    Drawing those lines and allowing people to see if they end up standing on one side or the other is fine by me.


    • DaveP

      > I really prefer to consider whether positions are orthodox or heterodox.

      I am so tempted to say that some positions might be considered bidox, then bat my eyes and smile at you ecumenically. :)

    • DaveP

      > On matters of faith, I really prefer to consider whether positions are orthodox or heterodox.

      I think I am unclear on what you mean. Do you mean “orthodox” as a particular religion (“Roman Orthodox”?), or do you mean “orthodox” with respect to any religion?

      For example: if someone told you that they were a Lutheran, would you class them as heterodox, or would you ask them “Are you an orthodox or a heterodox Lutheran”?

  • Jeannie

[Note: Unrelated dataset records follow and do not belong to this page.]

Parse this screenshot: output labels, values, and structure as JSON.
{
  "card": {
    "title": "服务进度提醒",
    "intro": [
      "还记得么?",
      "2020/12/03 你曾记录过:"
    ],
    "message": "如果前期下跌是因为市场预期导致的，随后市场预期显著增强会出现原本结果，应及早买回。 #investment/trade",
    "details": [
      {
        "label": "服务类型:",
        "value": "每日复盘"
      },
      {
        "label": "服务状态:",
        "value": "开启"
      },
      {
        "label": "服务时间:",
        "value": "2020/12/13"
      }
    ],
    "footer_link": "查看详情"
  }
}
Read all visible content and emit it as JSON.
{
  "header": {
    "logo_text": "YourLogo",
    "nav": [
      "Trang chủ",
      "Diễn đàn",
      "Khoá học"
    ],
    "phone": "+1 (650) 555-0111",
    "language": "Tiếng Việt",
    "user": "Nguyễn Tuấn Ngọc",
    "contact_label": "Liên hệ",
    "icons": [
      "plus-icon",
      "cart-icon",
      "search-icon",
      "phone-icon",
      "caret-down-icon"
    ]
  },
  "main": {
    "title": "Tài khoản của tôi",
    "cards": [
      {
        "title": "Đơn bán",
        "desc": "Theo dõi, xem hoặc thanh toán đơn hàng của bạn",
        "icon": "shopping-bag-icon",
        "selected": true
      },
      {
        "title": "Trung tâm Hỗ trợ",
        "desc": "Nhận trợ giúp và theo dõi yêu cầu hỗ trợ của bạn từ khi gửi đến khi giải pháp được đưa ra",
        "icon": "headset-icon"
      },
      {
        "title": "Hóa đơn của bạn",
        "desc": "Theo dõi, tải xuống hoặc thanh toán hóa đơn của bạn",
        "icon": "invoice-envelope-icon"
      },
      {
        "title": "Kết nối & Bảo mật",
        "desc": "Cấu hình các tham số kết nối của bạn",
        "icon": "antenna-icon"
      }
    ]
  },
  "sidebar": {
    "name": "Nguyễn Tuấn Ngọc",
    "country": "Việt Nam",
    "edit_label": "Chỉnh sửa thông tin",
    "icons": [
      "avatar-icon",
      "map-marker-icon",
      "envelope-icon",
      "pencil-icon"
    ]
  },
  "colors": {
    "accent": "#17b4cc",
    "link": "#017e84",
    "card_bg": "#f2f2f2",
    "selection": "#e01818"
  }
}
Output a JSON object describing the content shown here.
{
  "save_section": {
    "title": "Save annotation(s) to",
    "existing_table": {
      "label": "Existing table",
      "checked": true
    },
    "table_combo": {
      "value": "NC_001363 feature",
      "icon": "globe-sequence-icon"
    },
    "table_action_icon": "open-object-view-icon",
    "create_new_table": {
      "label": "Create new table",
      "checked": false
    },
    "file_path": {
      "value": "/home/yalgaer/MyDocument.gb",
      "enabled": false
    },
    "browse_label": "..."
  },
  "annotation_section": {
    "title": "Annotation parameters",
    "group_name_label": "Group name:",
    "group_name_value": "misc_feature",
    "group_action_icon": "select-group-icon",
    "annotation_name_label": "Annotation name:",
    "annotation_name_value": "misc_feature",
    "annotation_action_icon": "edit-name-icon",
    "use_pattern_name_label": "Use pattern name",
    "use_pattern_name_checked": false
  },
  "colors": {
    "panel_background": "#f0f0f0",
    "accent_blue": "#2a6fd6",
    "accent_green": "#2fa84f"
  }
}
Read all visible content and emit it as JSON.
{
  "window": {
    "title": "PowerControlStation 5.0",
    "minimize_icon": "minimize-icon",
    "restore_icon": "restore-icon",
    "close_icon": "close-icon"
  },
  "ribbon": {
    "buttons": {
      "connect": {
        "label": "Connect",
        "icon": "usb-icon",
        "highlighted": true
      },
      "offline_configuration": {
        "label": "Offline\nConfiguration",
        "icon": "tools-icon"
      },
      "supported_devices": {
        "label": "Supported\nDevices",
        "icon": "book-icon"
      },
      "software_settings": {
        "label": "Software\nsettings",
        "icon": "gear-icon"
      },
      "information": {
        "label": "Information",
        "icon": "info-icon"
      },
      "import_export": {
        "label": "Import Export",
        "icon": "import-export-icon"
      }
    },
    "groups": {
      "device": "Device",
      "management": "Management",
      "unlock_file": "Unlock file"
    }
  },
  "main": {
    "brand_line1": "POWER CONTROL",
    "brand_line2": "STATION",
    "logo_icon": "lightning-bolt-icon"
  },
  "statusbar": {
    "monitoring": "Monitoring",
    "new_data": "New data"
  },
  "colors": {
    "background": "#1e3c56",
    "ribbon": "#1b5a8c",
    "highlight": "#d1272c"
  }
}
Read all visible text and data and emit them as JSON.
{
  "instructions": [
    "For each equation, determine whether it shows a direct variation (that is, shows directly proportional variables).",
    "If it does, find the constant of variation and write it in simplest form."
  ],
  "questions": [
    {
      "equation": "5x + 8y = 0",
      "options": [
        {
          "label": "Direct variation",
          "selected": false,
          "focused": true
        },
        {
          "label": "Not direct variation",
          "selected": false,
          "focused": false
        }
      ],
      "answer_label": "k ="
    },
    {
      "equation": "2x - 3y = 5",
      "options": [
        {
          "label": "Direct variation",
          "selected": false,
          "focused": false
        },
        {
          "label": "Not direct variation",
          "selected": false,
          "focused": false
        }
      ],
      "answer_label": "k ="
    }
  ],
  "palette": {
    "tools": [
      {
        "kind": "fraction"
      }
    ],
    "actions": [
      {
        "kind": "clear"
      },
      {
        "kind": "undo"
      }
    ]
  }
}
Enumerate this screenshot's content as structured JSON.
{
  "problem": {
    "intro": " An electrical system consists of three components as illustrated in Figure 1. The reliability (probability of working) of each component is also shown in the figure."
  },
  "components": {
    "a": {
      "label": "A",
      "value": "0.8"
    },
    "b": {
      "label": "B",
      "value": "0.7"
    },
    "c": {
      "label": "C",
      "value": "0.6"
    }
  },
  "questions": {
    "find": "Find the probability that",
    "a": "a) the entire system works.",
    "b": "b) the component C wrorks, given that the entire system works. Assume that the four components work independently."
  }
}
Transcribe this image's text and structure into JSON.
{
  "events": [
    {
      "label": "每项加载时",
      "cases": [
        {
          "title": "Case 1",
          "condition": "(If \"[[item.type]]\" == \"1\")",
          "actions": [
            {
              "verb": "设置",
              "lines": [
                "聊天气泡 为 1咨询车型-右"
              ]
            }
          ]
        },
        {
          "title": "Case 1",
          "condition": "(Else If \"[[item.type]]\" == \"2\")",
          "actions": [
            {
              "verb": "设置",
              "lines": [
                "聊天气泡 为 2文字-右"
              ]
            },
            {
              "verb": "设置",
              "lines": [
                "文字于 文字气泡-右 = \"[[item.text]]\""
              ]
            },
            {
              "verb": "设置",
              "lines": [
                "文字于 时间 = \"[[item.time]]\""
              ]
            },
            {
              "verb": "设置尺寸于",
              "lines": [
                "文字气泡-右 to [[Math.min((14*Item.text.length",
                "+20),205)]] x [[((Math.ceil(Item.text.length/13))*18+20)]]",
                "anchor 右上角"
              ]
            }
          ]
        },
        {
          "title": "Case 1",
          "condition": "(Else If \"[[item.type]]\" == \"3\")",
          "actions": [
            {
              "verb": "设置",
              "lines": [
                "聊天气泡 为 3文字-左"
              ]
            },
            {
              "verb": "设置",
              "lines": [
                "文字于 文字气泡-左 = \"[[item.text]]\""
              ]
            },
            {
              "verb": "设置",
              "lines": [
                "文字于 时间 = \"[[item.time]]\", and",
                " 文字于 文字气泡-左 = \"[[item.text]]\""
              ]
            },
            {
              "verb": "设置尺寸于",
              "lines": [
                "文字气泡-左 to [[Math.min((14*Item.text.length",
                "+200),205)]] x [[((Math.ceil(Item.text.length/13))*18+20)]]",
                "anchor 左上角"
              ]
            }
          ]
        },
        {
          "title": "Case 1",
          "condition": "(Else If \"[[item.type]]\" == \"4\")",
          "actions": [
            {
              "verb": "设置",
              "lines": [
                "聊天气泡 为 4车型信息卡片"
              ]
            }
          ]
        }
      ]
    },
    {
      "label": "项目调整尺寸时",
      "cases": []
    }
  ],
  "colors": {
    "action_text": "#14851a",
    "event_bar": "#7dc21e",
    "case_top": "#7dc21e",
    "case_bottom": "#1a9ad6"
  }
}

    It strikes me that this discussion of labeling relates to the realm of disability too. If my son’s labeled as being on the autism spectrum, that has some helpful ramifications: it allows us access to school services and funding opportunities, and it explains some of his behaviours like doing the same 2 puzzles 20x in one day or insisting on taking the same route home from school. But it tells you nothing about his favourite foods or his love of Simon & Garfunkel or his awesome ball-handling skills. So as has already been said, the label can be a helpful starting point (and it’s particularly helpful when we’re labeling ourselves and not other people!), but it’s not the whole story and it shouldn’t be used to say “Oh well then you must be X” or “Then of course you believe Y.”

    Thanks for this very interesting post — I could spend all day following the links, it’s so fascinating!

  • DaveP

    Thank you for the interesting post.

    > By Olson’s reckoning, I am a conservative Christian. This fits with my usual way of describing myself as “theologically conservative, and socially/politically moderate to liberal.”

    I think I’m exactly the opposite from you. :) I’d describe myself as “theologically liberal (i.e. agnostic), and socially/politically moderate to conservative”.

    I followed the link to Olson’s post and was a little perplexed by some of his six criteria, because it was actually far more than six if you look the number of sub-criteria in each of the main criteria. For some of his six main criteria, I fit half of the sub-criteria, but not the other half of the sub-criteria.

    For example: Olsen’s 1st criteria was “First, I look at their overall view of reality. Do they think the universe is open to God’s special activity in what might be called, however infelicitously, “miracles?” Do they believe in supernatural acts of God including especially the bodily resurrection of Jesus including the empty tomb? If not, I tend to think they are liberal theologically.”

    I would answer “Yes” to question 1, but “No” to question 2, although I would answer “Yes” to question 2 if he didn’t use the word “supernatural” and left out the specific example of Jesus’s resurrection, because I don’t think God or Mother Nature are supernatural, nor do I think that Jesus was even necessarily brought back from the dead, because I am not convinced that he was dead to begin with.

    Miracles would be quite easy for God or Mother Nature to undetectably create by manipulating the exact order of quantum events, which to us appear to be random. For example, God could arrange flips of a coin to come out in a certain head-tails order, and if God arranged the order so that overall there were about 1/2 heads and 1/2 tails (among various other statistical tests), we wouldn’t be able to tell. And if one of those flips resulted in someone deciding to drive instead of fly, and the plane crashed, there is no way we could tell if their life was saved by a random flip, or if God performed a “miracle”.